There was some astonishing talent, great cover tunes performed by what could be considered some of the greatest tribute acts ever, an awful lot of notes, Al Murray being really, really funny (who knew?) but also, unfortunately a venue (and, to a lesser extent) audience that were inimical to the mood. When Corey Taylor and Kerry King are tearing up ‘Ace of Spades’ and ‘Mouth for War’, it demands a mosh pit not a bunch of aging rockers sitting with their arms crossed. Have to admit, though it was pretty good to be in an audience that was mostly older rather than half my age…

So there was some pure awesome, the majority in the first half of the show. Pretty much everything Corey Taylor was involved in and Tim ‘Ripper’ Owens impersonating Ronnie James Dio, Rob Halford, David Coverdale and Bruce Dickinson were vocal highlights. Guitar-wise my picks (ha, see what I did there?) were Paul Gilbert’s blues-o-matic renditions of ‘Cheap Sunglasses’ and ‘Manic Depression’ both surprising in their restraint for a man with hemi-demi-semi-hemi-demi-semi quavers (256th notes to Americans) festooned on his plectra and Doug Aldrich’s rampage through blues rock and metal classics, ‘Living after Midnight’, ‘Slide it In’ and ‘Flight of Icarus’. Along with the aforementioned mayhem (also including ‘Mouth for War’*). The first half was mostly great with only Zakk Wylde’s set being a bit of a disappointment (he appears to have either eaten Ozzy or is channeling him vocally), and his song choices weren’t that interesting.

After the break, Yngwie was first up. Yngwie. Whingie. Yingyang. Like Paul Gilbert and Joe Satriani he was, back in the eighties and nineties, a big influence on my playing, expanding the vocabulary of rock and metal, and showing how far and fast and insane metal guitar can get.
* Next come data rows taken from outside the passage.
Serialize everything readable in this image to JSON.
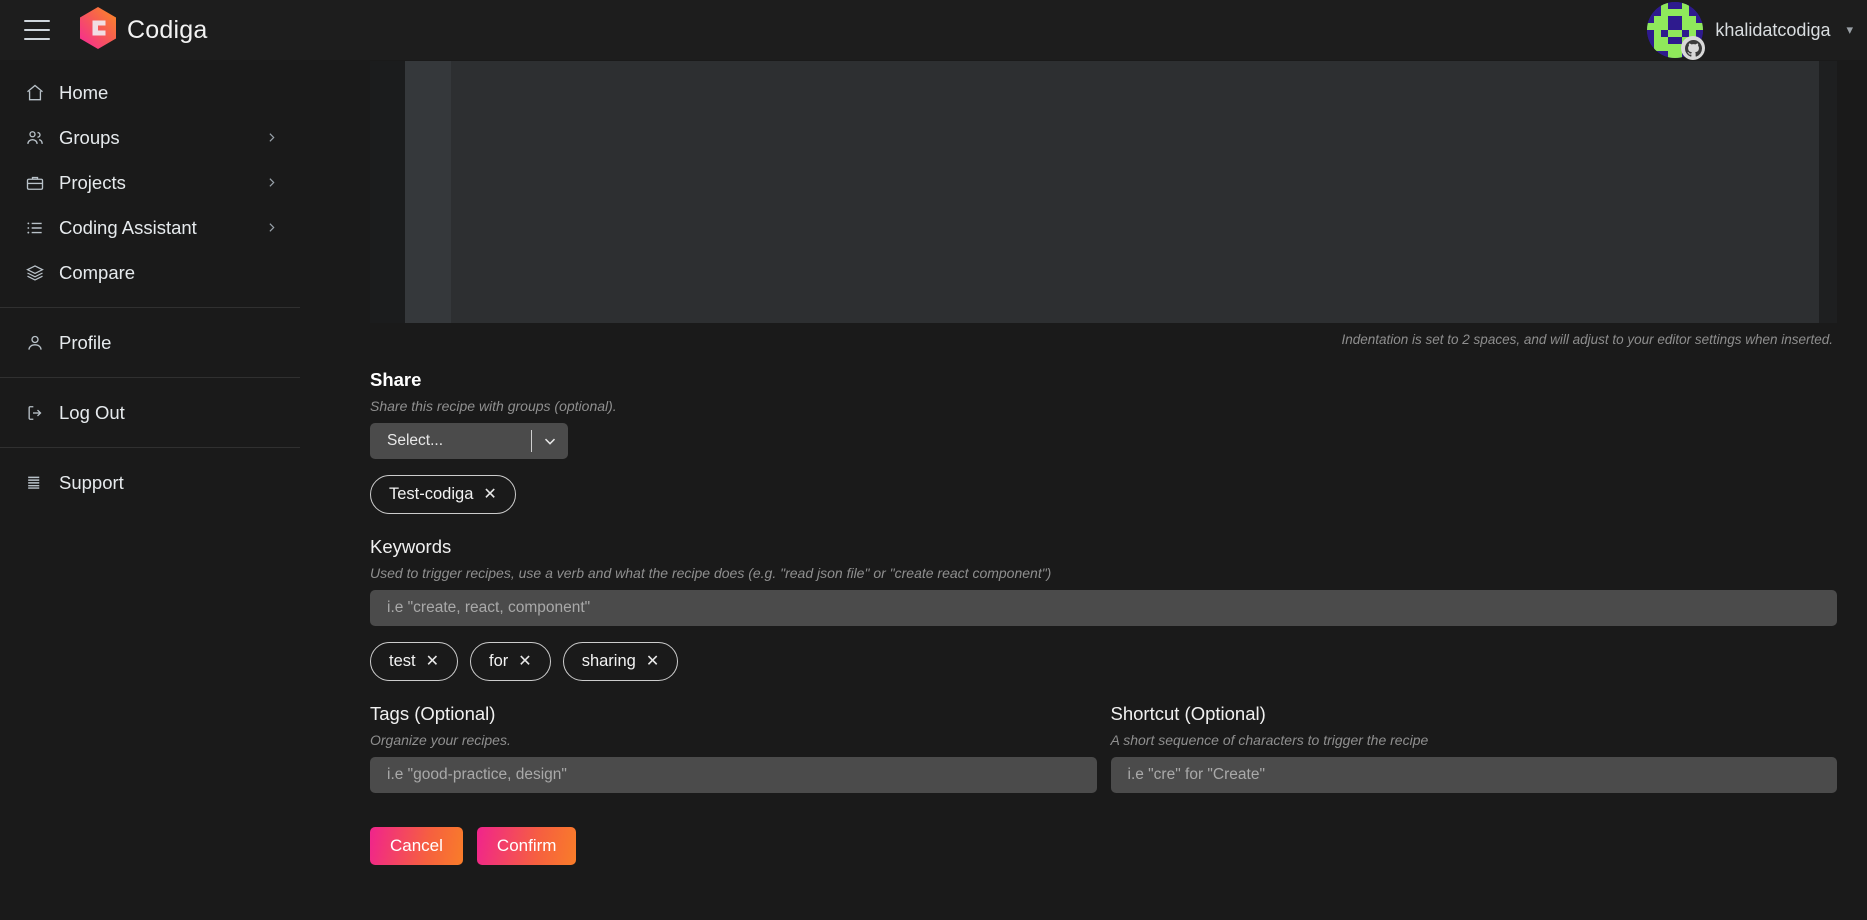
{
  "topbar": {
    "menu_icon": "hamburger-icon",
    "brand_name": "Codiga",
    "brand_logo_icon": "codiga-hexagon-logo",
    "username": "khalidatcodiga",
    "caret_icon": "chevron-down-icon",
    "avatar_icon": "user-identicon-avatar",
    "provider_badge_icon": "github-icon"
  },
  "sidebar": {
    "items": [
      {
        "label": "Home",
        "icon": "home-icon",
        "has_chevron": false
      },
      {
        "label": "Groups",
        "icon": "groups-icon",
        "has_chevron": true
      },
      {
        "label": "Projects",
        "icon": "briefcase-icon",
        "has_chevron": true
      },
      {
        "label": "Coding Assistant",
        "icon": "list-icon",
        "has_chevron": true
      },
      {
        "label": "Compare",
        "icon": "layers-icon",
        "has_chevron": false
      },
      {
        "label": "Profile",
        "icon": "person-icon",
        "has_chevron": false
      },
      {
        "label": "Log Out",
        "icon": "logout-icon",
        "has_chevron": false
      },
      {
        "label": "Support",
        "icon": "support-menu-icon",
        "has_chevron": false
      }
    ]
  },
  "main": {
    "indent_note": "Indentation is set to 2 spaces, and will adjust to your editor settings when inserted.",
    "share": {
      "title": "Share",
      "helper": "Share this recipe with groups (optional).",
      "select_value": "Select...",
      "select_chevron_icon": "chevron-down-icon",
      "chips": [
        {
          "label": "Test-codiga",
          "remove_icon": "close-icon"
        }
      ]
    },
    "keywords": {
      "title": "Keywords",
      "helper": "Used to trigger recipes, use a verb and what the recipe does (e.g. \"read json file\" or \"create react component\")",
      "placeholder": "i.e \"create, react, component\"",
      "value": "",
      "chips": [
        {
          "label": "test",
          "remove_icon": "close-icon"
        },
        {
          "label": "for",
          "remove_icon": "close-icon"
        },
        {
          "label": "sharing",
          "remove_icon": "close-icon"
        }
      ]
    },
    "tags": {
      "title": "Tags (Optional)",
      "helper": "Organize your recipes.",
      "placeholder": "i.e \"good-practice, design\"",
      "value": ""
    },
    "shortcut": {
      "title": "Shortcut (Optional)",
      "helper": "A short sequence of characters to trigger the recipe",
      "placeholder": "i.e \"cre\" for \"Create\"",
      "value": ""
    },
    "buttons": {
      "cancel": "Cancel",
      "confirm": "Confirm"
    }
  },
  "colors": {
    "accent_pink": "#f0248c",
    "accent_orange": "#f97d29",
    "page_bg": "#1a1a1a",
    "input_bg": "#4b4b4b",
    "editor_bg": "#2d2f31"
  }
}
So going into this, be aware I have a colossal amount of respect for what he’s achieved and his ability. Unfortunately, his performance was kinda depressing, like ‘Speed 4 – Shred of Death’, someone maybe wired his head to explode if he dropped below fifteen notes a second. For a man who played so fast, his performance was somewhat ironically, not only one-note but tone-deaf too. He also came over as the egocentric, arrogant douche that he’s often portrayed as in the press. Meh.

It got better.  Absolute highlight of the night for me was Joe Satriani’s stunning ‘Always with Me, Always with You’, a piece which always gives me chills. This is one of the songs I learned to play when I was learning myself. It’s not that difficult to play but extremely difficult to play well (goddamit my hands aren’t big enough for some of the arpeggio stretches…) Satriani said more in one elegant melody than Yngwie did all night. Paul Gilbert rejoined Joe for ‘Going Down’, which, quite frankly rocked.

Once again things went downhill with the introduction of Glenn Hughes who has, an admittedly belting voice but seemed an odd choice for closing act and the introduction of Andy Fraser of Free was a bit embarrassing. They performed ‘Mr Big ‘which was a wasted opportunity to get Pablo Gilberto back onstage, then Yngwie returned to murder Deep Purple and BB King tunes. Hey ho. The night closed with, of course ‘Smoke on the Water’, although unfortunately the sound got rather muddy.

So pretty great overall. Never thought I’d hear Corey sing Cult songs, and the sight of Al Murray taking pics of Satriani from backstage as much an awestruck fan as anyone else was really cool. The house band were awesome, there was a lot of great music and mis-steps aside it was a fitting tribute to the late, great Doctor Marshall without whom rock would probably sound a lot different. Oh yeah, drum elder god/octopus Mike Portnoy now also has one of the worst beards in the recorded history of facial topiary.


*Love Dime, but he was a Randall user. Surprised there was no Olympic style corporate sponsor enforcement thing going on